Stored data
Start of Block
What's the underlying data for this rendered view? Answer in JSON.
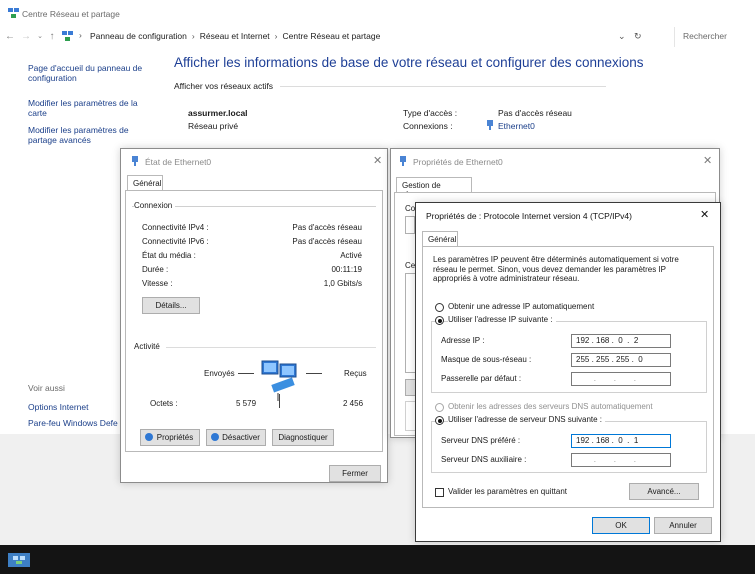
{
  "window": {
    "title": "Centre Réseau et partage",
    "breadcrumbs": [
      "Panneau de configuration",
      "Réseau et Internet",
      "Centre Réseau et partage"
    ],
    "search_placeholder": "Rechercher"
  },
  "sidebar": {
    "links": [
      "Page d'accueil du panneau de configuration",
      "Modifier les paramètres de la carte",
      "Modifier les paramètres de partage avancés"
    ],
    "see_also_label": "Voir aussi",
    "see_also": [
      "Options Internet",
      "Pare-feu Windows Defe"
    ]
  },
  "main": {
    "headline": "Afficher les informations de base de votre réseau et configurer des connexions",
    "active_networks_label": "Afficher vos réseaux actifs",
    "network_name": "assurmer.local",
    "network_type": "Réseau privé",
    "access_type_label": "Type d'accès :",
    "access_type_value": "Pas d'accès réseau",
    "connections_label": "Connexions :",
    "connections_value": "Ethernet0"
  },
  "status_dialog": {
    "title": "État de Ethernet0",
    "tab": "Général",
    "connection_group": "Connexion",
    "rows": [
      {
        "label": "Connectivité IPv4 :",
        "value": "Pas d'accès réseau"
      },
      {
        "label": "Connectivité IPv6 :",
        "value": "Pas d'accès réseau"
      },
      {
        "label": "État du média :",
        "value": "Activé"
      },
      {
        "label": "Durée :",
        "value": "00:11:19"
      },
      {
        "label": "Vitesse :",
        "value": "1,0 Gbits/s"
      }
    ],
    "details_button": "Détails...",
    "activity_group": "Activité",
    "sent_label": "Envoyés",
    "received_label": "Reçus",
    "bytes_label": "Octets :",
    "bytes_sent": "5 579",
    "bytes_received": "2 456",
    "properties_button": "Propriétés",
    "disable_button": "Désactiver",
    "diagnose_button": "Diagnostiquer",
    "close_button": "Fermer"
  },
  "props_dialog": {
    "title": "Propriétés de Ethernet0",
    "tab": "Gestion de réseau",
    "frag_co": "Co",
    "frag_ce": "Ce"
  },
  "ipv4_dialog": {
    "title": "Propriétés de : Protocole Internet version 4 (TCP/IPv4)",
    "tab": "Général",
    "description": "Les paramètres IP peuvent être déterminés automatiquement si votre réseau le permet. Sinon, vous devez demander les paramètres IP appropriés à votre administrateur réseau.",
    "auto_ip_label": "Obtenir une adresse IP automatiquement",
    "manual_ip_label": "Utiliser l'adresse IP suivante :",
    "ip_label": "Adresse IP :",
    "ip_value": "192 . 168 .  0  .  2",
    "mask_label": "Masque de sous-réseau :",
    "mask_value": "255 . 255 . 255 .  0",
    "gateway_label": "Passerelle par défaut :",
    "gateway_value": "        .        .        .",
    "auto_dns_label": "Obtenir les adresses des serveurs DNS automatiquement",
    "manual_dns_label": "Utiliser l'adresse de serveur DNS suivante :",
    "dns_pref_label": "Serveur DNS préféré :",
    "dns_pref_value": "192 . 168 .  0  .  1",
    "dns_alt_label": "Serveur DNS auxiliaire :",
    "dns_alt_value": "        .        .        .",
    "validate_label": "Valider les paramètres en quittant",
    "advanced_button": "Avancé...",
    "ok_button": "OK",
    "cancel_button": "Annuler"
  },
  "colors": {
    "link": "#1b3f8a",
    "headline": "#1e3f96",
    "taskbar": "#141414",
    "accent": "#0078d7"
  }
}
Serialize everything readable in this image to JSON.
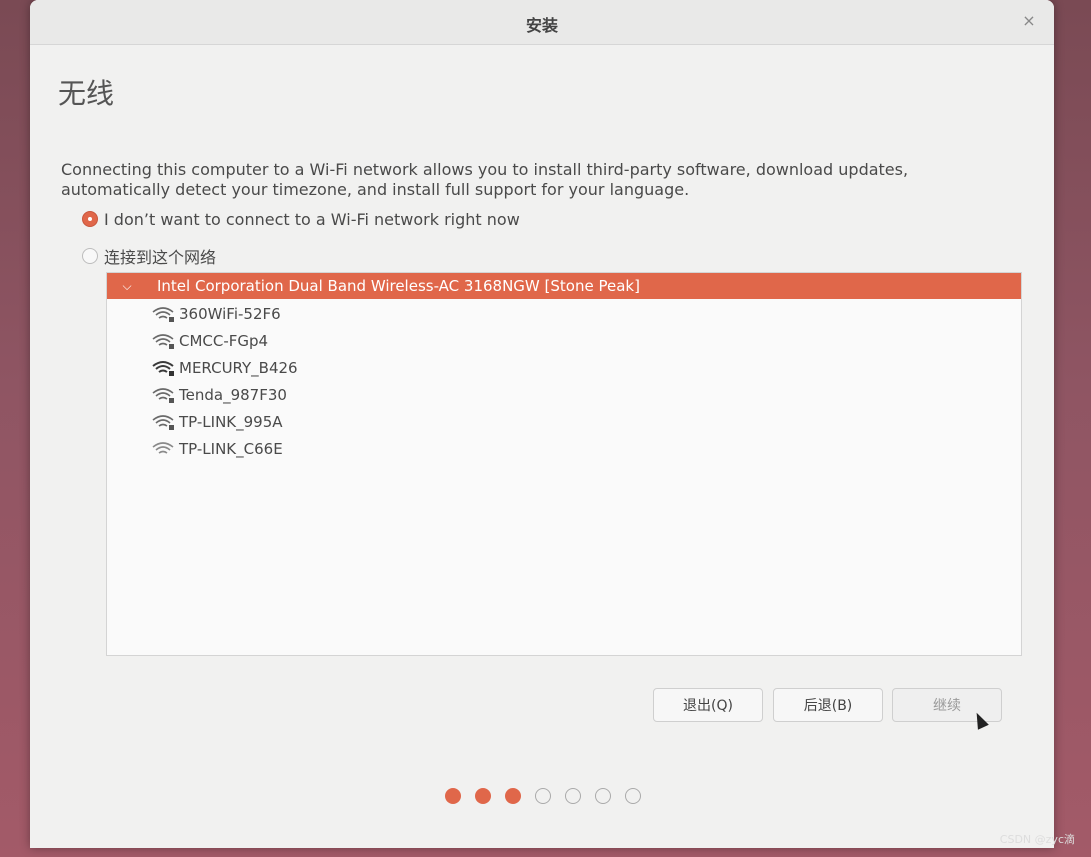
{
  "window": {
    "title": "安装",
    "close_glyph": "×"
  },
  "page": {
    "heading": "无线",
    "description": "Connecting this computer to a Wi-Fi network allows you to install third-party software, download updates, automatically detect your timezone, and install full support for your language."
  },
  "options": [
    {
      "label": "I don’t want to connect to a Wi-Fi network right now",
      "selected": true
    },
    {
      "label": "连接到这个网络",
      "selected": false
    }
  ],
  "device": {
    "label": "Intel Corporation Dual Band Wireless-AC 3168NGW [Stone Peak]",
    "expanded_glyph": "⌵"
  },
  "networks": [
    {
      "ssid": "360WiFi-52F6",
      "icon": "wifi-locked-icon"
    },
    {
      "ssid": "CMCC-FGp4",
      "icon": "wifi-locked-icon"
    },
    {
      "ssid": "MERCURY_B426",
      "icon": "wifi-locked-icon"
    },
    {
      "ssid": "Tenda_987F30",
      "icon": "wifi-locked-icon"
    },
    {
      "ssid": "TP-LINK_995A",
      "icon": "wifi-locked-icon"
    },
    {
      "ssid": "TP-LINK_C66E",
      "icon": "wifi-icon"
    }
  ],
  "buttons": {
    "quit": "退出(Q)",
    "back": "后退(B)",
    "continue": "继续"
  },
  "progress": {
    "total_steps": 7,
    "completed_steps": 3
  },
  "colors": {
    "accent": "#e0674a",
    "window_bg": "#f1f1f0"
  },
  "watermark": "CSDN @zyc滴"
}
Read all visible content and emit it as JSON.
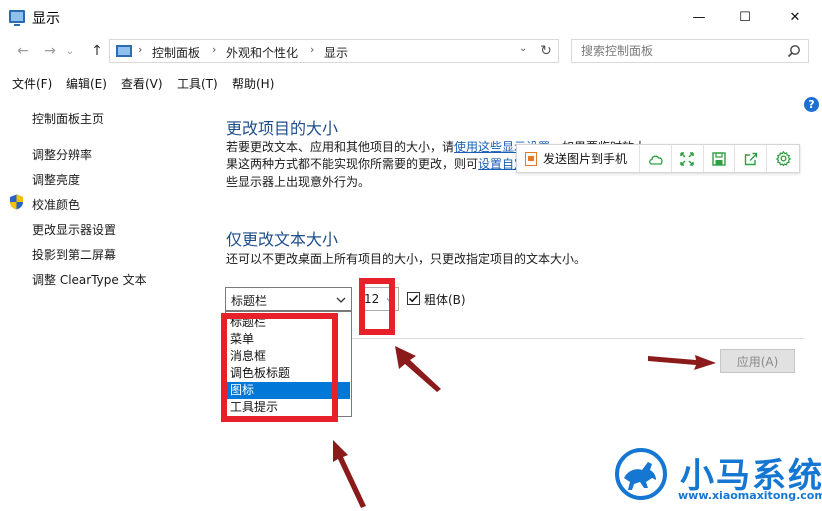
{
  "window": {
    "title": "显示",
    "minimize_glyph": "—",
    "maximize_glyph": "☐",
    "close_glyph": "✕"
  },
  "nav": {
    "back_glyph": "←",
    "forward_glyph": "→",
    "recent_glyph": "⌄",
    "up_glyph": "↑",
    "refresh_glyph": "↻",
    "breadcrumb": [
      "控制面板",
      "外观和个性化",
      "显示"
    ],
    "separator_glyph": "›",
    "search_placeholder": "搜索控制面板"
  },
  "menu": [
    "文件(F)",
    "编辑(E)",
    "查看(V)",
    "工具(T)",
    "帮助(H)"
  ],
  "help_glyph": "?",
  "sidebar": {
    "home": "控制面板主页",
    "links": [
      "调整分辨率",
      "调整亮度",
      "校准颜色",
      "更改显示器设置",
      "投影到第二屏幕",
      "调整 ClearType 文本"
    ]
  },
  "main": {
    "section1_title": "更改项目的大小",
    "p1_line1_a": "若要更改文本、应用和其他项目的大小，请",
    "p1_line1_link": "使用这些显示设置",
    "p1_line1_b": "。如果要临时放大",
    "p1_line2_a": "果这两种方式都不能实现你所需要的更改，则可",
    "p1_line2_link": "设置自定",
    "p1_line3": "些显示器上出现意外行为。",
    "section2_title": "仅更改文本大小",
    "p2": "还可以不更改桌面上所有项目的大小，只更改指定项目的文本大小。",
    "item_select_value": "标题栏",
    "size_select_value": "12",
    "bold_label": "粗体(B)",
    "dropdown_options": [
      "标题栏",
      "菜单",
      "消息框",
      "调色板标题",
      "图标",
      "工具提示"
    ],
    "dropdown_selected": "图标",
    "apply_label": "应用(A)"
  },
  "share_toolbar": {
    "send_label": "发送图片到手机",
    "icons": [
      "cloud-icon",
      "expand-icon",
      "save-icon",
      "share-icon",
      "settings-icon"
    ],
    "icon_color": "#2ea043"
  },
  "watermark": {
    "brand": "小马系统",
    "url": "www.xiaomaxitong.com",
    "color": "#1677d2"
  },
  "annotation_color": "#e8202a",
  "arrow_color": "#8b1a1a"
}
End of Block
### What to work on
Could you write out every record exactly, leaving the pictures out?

### Task solution
What's the underlying data for this rendered view? Answer in JSON.
{
  "window": {
    "title": "Centre Réseau et partage",
    "breadcrumbs": [
      "Panneau de configuration",
      "Réseau et Internet",
      "Centre Réseau et partage"
    ],
    "search_placeholder": "Rechercher"
  },
  "sidebar": {
    "links": [
      "Page d'accueil du panneau de configuration",
      "Modifier les paramètres de la carte",
      "Modifier les paramètres de partage avancés"
    ],
    "see_also_label": "Voir aussi",
    "see_also": [
      "Options Internet",
      "Pare-feu Windows Defe"
    ]
  },
  "main": {
    "headline": "Afficher les informations de base de votre réseau et configurer des connexions",
    "active_networks_label": "Afficher vos réseaux actifs",
    "network_name": "assurmer.local",
    "network_type": "Réseau privé",
    "access_type_label": "Type d'accès :",
    "access_type_value": "Pas d'accès réseau",
    "connections_label": "Connexions :",
    "connections_value": "Ethernet0"
  },
  "status_dialog": {
    "title": "État de Ethernet0",
    "tab": "Général",
    "connection_group": "Connexion",
    "rows": [
      {
        "label": "Connectivité IPv4 :",
        "value": "Pas d'accès réseau"
      },
      {
        "label": "Connectivité IPv6 :",
        "value": "Pas d'accès réseau"
      },
      {
        "label": "État du média :",
        "value": "Activé"
      },
      {
        "label": "Durée :",
        "value": "00:11:19"
      },
      {
        "label": "Vitesse :",
        "value": "1,0 Gbits/s"
      }
    ],
    "details_button": "Détails...",
    "activity_group": "Activité",
    "sent_label": "Envoyés",
    "received_label": "Reçus",
    "bytes_label": "Octets :",
    "bytes_sent": "5 579",
    "bytes_received": "2 456",
    "properties_button": "Propriétés",
    "disable_button": "Désactiver",
    "diagnose_button": "Diagnostiquer",
    "close_button": "Fermer"
  },
  "props_dialog": {
    "title": "Propriétés de Ethernet0",
    "tab": "Gestion de réseau",
    "frag_co": "Co",
    "frag_ce": "Ce"
  },
  "ipv4_dialog": {
    "title": "Propriétés de : Protocole Internet version 4 (TCP/IPv4)",
    "tab": "Général",
    "description": "Les paramètres IP peuvent être déterminés automatiquement si votre réseau le permet. Sinon, vous devez demander les paramètres IP appropriés à votre administrateur réseau.",
    "auto_ip_label": "Obtenir une adresse IP automatiquement",
    "manual_ip_label": "Utiliser l'adresse IP suivante :",
    "ip_label": "Adresse IP :",
    "ip_value": "192 . 168 .  0  .  2",
    "mask_label": "Masque de sous-réseau :",
    "mask_value": "255 . 255 . 255 .  0",
    "gateway_label": "Passerelle par défaut :",
    "gateway_value": "        .        .        .",
    "auto_dns_label": "Obtenir les adresses des serveurs DNS automatiquement",
    "manual_dns_label": "Utiliser l'adresse de serveur DNS suivante :",
    "dns_pref_label": "Serveur DNS préféré :",
    "dns_pref_value": "192 . 168 .  0  .  1",
    "dns_alt_label": "Serveur DNS auxiliaire :",
    "dns_alt_value": "        .        .        .",
    "validate_label": "Valider les paramètres en quittant",
    "advanced_button": "Avancé...",
    "ok_button": "OK",
    "cancel_button": "Annuler"
  },
  "colors": {
    "link": "#1b3f8a",
    "headline": "#1e3f96",
    "taskbar": "#141414",
    "accent": "#0078d7"
  }
}
Serialize everything readable in this image to JSON.
{
  "window": {
    "title": "安装",
    "close_glyph": "×"
  },
  "page": {
    "heading": "无线",
    "description": "Connecting this computer to a Wi-Fi network allows you to install third-party software, download updates, automatically detect your timezone, and install full support for your language."
  },
  "options": [
    {
      "label": "I don’t want to connect to a Wi-Fi network right now",
      "selected": true
    },
    {
      "label": "连接到这个网络",
      "selected": false
    }
  ],
  "device": {
    "label": "Intel Corporation Dual Band Wireless-AC 3168NGW [Stone Peak]",
    "expanded_glyph": "⌵"
  },
  "networks": [
    {
      "ssid": "360WiFi-52F6",
      "icon": "wifi-locked-icon"
    },
    {
      "ssid": "CMCC-FGp4",
      "icon": "wifi-locked-icon"
    },
    {
      "ssid": "MERCURY_B426",
      "icon": "wifi-locked-icon"
    },
    {
      "ssid": "Tenda_987F30",
      "icon": "wifi-locked-icon"
    },
    {
      "ssid": "TP-LINK_995A",
      "icon": "wifi-locked-icon"
    },
    {
      "ssid": "TP-LINK_C66E",
      "icon": "wifi-icon"
    }
  ],
  "buttons": {
    "quit": "退出(Q)",
    "back": "后退(B)",
    "continue": "继续"
  },
  "progress": {
    "total_steps": 7,
    "completed_steps": 3
  },
  "colors": {
    "accent": "#e0674a",
    "window_bg": "#f1f1f0"
  },
  "watermark": "CSDN @zyc滴"
}
Read all visible content and emit it as JSON.
{
  "window": {
    "title": "显示",
    "minimize_glyph": "—",
    "maximize_glyph": "☐",
    "close_glyph": "✕"
  },
  "nav": {
    "back_glyph": "←",
    "forward_glyph": "→",
    "recent_glyph": "⌄",
    "up_glyph": "↑",
    "refresh_glyph": "↻",
    "breadcrumb": [
      "控制面板",
      "外观和个性化",
      "显示"
    ],
    "separator_glyph": "›",
    "search_placeholder": "搜索控制面板"
  },
  "menu": [
    "文件(F)",
    "编辑(E)",
    "查看(V)",
    "工具(T)",
    "帮助(H)"
  ],
  "help_glyph": "?",
  "sidebar": {
    "home": "控制面板主页",
    "links": [
      "调整分辨率",
      "调整亮度",
      "校准颜色",
      "更改显示器设置",
      "投影到第二屏幕",
      "调整 ClearType 文本"
    ]
  },
  "main": {
    "section1_title": "更改项目的大小",
    "p1_line1_a": "若要更改文本、应用和其他项目的大小，请",
    "p1_line1_link": "使用这些显示设置",
    "p1_line1_b": "。如果要临时放大",
    "p1_line2_a": "果这两种方式都不能实现你所需要的更改，则可",
    "p1_line2_link": "设置自定",
    "p1_line3": "些显示器上出现意外行为。",
    "section2_title": "仅更改文本大小",
    "p2": "还可以不更改桌面上所有项目的大小，只更改指定项目的文本大小。",
    "item_select_value": "标题栏",
    "size_select_value": "12",
    "bold_label": "粗体(B)",
    "dropdown_options": [
      "标题栏",
      "菜单",
      "消息框",
      "调色板标题",
      "图标",
      "工具提示"
    ],
    "dropdown_selected": "图标",
    "apply_label": "应用(A)"
  },
  "share_toolbar": {
    "send_label": "发送图片到手机",
    "icons": [
      "cloud-icon",
      "expand-icon",
      "save-icon",
      "share-icon",
      "settings-icon"
    ],
    "icon_color": "#2ea043"
  },
  "watermark": {
    "brand": "小马系统",
    "url": "www.xiaomaxitong.com",
    "color": "#1677d2"
  },
  "annotation_color": "#e8202a",
  "arrow_color": "#8b1a1a"
}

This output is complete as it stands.